In 1965, James Bond Stockdale (1923 – 2005), commander of Carrier Air Wing 16, was shot down and taken prisoner in North Vietnam. Upon his release nearly eight years later, Stockdale was promoted to rear admiral and awarded the Medal of Honor for the valor and heroism of his leadership while the senior officer in prison camp. As the fortieth president of the U.S. Naval War College, Stockdale expanded the electives program to include courses on a wide variety of topics, some of which related indirectly or not at all to naval warfare and cognate themes. Stockdale taught, with Professor Joseph Brennan, a course on military ethics inspired by his own experiences as a prisoner of war.

Tony Sarro, 1977
Rear Admiral Huntington Hardisty
Huntington Hardisty
Rear Adm.
President April 01, 1977 - October 13, 1977

Huntington Hardisty (1929 – 2003) had been a U.S. Navy captain and the Dean of Academics under Vice Admiral Julien J. Le Bourgeois, 1976 – 1977. As a newly promoted flag officer, he succeeded Le Bourgeois in April 1977 as the U.S. Naval War College’s thirty-ninth president. His six-month tour is the shortest of all and characterized by a conscientious application to carrying on academic programs inaugurated by his predecessor. He later went on to serve as a four-star admiral as Vice Chief of Naval Operations, 1987 – 1988, and Commander in Chief, United States Pacific Command, 1988 – 1991.

Tony Sarro, 1976
Vice Admiral Julien J. Le Bourgeois
Julien J. Le Bourgeois
Vice Adm.
President August 09, 1974 - April 01, 1977
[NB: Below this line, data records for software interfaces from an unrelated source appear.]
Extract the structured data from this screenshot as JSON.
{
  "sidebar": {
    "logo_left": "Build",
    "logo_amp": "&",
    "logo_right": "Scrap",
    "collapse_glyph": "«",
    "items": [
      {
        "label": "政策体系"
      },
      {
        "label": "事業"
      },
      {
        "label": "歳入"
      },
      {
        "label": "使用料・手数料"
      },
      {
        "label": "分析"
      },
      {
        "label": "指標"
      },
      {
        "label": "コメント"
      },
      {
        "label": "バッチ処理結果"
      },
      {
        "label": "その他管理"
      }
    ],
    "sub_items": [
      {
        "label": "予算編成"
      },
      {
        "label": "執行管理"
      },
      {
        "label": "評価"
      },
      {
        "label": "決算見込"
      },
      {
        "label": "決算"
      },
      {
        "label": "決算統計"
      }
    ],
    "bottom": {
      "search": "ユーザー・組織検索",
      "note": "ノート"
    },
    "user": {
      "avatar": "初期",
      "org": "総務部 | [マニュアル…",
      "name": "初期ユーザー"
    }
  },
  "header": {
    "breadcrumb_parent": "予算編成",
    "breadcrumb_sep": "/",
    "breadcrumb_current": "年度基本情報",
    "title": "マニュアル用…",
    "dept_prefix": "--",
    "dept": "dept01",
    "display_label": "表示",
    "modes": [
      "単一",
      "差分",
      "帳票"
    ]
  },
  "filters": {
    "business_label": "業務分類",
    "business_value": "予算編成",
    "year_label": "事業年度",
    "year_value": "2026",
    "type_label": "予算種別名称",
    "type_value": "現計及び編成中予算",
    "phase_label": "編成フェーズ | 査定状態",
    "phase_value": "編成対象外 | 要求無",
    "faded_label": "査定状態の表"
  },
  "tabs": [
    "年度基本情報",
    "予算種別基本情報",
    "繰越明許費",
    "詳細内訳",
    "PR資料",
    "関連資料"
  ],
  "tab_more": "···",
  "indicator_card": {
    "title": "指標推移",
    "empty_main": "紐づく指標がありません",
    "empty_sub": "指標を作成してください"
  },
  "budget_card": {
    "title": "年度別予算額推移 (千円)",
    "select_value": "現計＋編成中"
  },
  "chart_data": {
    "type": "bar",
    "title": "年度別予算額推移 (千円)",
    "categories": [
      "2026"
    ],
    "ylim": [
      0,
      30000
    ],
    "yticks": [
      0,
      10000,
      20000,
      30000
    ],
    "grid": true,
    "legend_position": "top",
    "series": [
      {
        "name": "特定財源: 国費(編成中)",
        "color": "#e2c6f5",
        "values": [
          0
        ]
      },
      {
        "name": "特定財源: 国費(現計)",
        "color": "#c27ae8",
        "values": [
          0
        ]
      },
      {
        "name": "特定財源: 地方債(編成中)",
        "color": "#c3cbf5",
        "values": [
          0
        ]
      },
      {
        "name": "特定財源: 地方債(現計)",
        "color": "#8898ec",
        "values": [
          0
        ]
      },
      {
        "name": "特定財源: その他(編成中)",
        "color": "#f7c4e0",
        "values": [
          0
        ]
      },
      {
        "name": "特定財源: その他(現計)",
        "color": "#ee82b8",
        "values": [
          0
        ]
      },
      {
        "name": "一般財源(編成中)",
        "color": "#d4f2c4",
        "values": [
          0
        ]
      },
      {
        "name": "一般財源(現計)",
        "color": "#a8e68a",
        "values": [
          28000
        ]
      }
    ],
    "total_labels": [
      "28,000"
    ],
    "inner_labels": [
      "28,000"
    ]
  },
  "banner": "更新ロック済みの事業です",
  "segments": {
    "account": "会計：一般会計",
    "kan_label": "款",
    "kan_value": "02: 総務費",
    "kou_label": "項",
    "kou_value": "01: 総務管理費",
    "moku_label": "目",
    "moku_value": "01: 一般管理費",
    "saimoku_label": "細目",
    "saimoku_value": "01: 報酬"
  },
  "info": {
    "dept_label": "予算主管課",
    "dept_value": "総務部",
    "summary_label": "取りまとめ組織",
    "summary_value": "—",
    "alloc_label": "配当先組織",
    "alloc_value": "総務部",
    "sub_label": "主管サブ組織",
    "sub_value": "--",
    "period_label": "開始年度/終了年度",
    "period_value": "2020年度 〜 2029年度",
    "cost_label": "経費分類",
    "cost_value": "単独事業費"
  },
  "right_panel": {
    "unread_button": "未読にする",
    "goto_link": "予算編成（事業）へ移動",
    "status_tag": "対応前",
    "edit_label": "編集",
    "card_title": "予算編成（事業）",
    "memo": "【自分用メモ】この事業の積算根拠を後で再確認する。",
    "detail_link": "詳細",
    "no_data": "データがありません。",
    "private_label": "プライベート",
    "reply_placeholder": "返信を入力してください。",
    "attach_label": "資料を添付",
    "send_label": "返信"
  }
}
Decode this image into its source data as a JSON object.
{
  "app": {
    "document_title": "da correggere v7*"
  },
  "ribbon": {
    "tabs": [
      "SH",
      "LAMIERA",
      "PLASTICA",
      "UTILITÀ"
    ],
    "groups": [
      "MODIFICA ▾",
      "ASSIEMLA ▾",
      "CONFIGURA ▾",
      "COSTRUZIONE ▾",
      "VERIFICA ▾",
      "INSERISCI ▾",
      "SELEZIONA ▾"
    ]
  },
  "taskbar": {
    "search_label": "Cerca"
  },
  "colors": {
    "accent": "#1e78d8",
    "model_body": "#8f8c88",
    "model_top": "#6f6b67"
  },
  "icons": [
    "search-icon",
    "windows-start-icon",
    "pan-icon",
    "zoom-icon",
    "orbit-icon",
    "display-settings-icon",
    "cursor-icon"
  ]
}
The focus of the administration of Vice Admiral Julien J. Le Bourgeois was the consolidation and refinement of the radical
changes in curriculum and organization that had been made during the previous administration. Admiral Le Bourgeois also initiated action with the Navy Department leading to the creation of a Center for Advanced Research in 1980. Noteworthy, too, was a project initiated in 1976 for a museum of naval warfare and the U.S. Navy’s regional history in the U.S. Naval War College’s original home, Founders Hall. The building had been Naval Station headquarters until 1974, when it reverted to the College.